■ **TASK DESCRIPTION**:
How many of the lines in the material underneath include the string "chip"? State the number only.

■ **LISTED ENTRIES**:
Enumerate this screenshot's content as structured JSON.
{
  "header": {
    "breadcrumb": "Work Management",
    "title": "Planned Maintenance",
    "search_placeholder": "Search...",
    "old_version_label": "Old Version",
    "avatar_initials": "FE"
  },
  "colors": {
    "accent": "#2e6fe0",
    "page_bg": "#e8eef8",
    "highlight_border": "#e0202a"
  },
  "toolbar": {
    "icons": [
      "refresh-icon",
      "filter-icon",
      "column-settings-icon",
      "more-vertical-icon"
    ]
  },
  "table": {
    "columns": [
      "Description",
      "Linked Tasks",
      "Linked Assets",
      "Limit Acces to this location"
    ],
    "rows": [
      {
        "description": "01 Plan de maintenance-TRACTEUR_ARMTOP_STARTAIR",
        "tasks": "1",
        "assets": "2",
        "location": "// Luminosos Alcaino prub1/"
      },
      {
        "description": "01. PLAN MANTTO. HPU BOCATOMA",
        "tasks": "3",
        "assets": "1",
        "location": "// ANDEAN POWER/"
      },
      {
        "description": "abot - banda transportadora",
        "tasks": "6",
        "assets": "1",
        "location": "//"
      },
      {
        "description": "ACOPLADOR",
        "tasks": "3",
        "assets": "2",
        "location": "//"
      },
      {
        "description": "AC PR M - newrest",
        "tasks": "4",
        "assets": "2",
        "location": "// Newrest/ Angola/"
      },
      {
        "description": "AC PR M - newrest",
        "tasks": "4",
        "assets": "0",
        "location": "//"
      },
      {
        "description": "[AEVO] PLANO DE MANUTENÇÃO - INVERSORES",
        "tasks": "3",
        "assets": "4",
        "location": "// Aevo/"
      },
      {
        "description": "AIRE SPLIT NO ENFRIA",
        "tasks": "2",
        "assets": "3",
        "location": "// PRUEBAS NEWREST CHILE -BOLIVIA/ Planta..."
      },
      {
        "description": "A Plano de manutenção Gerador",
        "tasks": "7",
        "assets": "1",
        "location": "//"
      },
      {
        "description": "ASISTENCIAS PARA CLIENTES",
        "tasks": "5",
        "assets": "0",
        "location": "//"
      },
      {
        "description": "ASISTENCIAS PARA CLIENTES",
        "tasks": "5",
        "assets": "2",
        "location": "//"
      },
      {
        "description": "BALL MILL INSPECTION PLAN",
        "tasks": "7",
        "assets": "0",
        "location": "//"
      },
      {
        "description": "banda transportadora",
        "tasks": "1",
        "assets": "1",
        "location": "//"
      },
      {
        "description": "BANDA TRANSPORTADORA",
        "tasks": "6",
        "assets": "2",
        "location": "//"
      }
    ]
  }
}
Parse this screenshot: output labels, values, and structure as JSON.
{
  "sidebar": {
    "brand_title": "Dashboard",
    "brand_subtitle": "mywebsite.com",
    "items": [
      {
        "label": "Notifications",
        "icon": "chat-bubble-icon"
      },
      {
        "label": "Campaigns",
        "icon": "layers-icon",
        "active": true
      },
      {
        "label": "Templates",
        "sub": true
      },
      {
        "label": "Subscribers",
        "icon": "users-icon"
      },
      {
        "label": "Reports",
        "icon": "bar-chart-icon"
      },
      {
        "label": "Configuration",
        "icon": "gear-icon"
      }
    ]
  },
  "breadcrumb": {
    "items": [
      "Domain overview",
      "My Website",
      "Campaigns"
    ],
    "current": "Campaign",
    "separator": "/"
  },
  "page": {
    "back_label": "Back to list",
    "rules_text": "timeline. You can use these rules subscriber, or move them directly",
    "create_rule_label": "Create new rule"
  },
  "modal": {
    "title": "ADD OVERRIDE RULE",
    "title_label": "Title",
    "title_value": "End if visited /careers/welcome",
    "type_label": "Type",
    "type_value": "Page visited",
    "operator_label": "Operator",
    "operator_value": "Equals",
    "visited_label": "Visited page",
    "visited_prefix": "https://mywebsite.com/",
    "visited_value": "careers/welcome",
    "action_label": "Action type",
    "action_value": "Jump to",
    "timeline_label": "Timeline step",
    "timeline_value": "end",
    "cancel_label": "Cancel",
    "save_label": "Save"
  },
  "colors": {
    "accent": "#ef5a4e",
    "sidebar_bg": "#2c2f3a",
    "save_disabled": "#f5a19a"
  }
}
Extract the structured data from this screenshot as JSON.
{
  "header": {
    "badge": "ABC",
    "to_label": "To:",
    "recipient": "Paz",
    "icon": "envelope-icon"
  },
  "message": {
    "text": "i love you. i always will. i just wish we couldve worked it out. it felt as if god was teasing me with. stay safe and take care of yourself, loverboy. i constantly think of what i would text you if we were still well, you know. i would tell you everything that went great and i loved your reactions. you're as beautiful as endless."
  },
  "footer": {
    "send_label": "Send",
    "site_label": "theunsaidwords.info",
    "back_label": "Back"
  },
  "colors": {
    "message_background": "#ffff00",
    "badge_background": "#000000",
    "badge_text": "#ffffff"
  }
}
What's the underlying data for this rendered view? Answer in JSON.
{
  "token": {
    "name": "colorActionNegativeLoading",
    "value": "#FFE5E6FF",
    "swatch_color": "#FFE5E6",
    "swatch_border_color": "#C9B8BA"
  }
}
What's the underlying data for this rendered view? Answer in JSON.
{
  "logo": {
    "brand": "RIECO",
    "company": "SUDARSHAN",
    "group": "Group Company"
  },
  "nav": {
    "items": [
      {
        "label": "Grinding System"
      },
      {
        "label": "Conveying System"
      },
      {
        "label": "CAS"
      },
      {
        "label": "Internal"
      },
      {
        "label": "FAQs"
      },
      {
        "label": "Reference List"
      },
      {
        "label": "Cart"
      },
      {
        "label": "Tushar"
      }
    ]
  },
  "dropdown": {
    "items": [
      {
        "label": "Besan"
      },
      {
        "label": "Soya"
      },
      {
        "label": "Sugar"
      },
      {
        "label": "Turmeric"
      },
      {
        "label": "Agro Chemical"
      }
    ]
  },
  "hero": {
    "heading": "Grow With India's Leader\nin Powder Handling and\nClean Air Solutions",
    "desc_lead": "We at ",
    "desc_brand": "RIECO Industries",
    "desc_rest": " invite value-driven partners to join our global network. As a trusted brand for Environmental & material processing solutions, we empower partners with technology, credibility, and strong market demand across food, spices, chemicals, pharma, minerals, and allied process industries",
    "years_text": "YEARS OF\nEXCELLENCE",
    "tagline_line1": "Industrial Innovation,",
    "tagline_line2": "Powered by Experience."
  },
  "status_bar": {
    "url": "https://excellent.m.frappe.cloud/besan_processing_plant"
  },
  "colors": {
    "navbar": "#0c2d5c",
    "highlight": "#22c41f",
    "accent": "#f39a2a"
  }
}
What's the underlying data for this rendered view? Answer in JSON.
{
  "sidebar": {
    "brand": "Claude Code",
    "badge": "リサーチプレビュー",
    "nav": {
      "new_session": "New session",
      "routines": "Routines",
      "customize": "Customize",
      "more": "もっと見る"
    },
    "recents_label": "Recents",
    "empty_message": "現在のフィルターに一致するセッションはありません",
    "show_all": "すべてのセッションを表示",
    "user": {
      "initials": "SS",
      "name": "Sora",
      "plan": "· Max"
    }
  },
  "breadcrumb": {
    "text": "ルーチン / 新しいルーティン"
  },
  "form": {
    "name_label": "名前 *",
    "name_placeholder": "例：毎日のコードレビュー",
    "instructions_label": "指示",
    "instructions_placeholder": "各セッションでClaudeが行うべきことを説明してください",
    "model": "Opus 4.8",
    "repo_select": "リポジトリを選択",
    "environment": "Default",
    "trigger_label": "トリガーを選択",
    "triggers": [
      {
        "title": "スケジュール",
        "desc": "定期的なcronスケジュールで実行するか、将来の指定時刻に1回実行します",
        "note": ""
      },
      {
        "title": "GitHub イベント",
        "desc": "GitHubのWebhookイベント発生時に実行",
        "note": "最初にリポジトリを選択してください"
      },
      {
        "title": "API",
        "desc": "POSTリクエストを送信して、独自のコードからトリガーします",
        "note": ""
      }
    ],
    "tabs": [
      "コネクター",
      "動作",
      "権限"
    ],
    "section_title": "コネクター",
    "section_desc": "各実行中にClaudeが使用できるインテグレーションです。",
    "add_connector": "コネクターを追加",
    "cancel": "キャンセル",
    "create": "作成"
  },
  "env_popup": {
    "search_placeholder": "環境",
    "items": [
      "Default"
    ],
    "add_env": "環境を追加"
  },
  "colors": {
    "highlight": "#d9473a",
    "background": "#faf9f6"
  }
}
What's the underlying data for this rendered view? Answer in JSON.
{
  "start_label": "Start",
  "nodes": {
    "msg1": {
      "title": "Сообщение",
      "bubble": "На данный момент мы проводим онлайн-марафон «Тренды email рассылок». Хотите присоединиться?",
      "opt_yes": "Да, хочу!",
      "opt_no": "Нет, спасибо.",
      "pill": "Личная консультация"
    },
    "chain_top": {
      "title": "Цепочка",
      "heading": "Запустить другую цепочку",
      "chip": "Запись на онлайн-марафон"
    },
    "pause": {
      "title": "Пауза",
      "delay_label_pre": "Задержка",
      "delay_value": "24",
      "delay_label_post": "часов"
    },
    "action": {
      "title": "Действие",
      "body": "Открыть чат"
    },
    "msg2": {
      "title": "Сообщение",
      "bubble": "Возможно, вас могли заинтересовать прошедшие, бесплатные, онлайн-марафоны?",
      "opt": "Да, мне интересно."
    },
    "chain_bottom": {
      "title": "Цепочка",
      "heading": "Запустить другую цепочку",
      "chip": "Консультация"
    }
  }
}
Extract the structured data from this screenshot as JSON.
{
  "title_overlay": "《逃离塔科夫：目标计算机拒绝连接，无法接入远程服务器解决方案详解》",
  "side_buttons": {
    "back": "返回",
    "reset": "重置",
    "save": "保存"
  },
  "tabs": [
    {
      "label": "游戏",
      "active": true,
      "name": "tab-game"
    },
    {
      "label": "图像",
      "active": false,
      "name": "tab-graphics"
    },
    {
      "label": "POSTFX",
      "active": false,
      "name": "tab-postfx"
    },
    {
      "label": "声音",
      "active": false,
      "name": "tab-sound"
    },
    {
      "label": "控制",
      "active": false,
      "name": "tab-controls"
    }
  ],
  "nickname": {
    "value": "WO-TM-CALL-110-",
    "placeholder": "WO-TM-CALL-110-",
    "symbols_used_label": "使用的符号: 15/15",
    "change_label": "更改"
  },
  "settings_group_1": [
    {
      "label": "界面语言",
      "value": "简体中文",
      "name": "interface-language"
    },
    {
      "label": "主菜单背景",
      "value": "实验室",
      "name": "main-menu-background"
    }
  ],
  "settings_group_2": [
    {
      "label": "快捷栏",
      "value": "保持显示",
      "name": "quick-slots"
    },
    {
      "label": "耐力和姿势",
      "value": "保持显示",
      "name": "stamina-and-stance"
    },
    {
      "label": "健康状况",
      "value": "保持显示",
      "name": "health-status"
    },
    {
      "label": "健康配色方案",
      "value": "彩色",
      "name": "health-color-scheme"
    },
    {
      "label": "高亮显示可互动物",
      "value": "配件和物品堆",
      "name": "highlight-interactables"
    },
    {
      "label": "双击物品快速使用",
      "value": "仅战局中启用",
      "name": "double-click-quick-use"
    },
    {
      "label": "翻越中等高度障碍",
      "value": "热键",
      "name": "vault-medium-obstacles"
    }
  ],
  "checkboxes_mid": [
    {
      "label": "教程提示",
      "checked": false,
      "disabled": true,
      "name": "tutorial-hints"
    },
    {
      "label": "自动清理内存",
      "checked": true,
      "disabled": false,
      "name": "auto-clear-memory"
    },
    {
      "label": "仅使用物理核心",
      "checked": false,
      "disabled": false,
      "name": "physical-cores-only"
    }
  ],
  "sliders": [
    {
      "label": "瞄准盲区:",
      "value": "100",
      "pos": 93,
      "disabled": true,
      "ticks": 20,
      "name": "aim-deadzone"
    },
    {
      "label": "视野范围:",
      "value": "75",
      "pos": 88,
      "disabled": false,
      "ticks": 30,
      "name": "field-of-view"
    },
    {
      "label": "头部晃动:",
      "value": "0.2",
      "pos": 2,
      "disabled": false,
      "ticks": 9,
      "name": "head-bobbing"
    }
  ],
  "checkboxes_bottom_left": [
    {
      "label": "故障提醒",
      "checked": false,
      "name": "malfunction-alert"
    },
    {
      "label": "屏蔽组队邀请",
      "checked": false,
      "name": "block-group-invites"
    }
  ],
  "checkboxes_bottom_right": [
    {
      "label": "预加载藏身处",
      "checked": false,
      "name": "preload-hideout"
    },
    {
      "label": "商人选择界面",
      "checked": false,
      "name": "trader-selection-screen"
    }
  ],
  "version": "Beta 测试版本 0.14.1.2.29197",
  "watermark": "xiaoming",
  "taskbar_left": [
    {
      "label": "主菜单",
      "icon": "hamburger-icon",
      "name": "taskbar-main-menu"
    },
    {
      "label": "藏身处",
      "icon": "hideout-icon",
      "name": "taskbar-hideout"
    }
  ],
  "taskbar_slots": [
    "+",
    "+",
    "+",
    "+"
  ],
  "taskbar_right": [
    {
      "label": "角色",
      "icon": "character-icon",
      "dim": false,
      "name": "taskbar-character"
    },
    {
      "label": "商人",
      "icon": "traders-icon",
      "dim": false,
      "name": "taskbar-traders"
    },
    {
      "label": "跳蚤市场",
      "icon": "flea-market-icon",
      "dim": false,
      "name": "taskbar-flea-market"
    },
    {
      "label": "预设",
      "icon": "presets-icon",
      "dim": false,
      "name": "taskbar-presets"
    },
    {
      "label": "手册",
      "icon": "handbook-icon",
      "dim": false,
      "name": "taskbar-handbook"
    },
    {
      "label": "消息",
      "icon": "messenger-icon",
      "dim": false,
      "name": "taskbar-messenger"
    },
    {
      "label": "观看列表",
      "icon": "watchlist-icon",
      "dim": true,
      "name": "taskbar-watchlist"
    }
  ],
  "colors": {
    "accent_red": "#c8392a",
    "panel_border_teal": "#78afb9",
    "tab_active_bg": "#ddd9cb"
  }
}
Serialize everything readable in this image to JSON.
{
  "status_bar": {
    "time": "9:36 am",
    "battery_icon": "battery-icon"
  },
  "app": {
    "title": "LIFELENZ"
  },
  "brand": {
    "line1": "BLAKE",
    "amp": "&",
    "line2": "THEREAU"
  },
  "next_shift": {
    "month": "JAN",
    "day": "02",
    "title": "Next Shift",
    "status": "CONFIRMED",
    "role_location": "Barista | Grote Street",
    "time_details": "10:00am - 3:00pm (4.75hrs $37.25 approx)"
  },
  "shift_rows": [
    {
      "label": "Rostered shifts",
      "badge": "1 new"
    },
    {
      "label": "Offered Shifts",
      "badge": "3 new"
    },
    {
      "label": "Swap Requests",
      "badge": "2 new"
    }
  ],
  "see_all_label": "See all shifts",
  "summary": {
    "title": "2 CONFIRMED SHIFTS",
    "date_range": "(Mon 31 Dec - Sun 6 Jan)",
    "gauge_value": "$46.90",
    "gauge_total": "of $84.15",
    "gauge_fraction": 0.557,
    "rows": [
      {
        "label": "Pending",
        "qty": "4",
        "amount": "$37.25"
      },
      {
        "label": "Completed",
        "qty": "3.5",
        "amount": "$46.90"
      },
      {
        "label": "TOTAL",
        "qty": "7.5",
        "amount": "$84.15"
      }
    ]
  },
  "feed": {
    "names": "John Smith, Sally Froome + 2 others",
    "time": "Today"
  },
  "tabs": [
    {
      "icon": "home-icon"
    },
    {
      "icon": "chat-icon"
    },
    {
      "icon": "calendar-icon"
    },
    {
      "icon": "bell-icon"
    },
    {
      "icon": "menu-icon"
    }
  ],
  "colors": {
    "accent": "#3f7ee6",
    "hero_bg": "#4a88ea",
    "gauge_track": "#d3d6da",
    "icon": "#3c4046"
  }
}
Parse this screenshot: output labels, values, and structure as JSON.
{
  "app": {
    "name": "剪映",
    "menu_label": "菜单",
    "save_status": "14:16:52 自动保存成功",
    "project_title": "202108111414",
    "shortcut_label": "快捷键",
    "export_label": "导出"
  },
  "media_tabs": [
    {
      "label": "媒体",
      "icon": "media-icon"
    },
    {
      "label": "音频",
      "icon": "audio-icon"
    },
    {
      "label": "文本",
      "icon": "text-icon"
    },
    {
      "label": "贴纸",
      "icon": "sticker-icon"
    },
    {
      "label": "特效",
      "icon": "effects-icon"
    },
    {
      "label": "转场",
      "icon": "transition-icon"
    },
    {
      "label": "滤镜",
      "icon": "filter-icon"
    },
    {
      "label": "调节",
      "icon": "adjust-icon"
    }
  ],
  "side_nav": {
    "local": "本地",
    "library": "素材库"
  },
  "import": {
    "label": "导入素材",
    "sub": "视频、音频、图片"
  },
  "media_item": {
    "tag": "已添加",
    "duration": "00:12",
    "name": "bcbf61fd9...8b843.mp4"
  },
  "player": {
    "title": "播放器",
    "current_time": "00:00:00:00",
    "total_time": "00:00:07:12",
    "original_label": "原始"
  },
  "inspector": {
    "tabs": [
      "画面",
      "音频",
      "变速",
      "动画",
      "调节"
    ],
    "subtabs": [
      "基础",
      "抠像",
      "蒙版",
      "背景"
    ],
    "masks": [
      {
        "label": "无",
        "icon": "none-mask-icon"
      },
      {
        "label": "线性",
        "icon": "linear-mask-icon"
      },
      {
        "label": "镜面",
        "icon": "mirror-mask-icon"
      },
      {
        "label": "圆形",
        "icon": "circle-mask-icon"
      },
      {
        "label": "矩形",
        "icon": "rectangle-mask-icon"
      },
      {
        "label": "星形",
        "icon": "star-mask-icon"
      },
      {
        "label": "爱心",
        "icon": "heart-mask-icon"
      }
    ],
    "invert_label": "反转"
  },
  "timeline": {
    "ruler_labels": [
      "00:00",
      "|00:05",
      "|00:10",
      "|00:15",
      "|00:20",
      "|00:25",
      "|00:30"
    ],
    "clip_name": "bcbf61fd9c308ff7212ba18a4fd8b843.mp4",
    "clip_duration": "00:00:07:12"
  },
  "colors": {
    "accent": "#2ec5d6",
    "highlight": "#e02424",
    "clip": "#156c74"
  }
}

■ **SOLUTION TO THE EXERCISE**:
2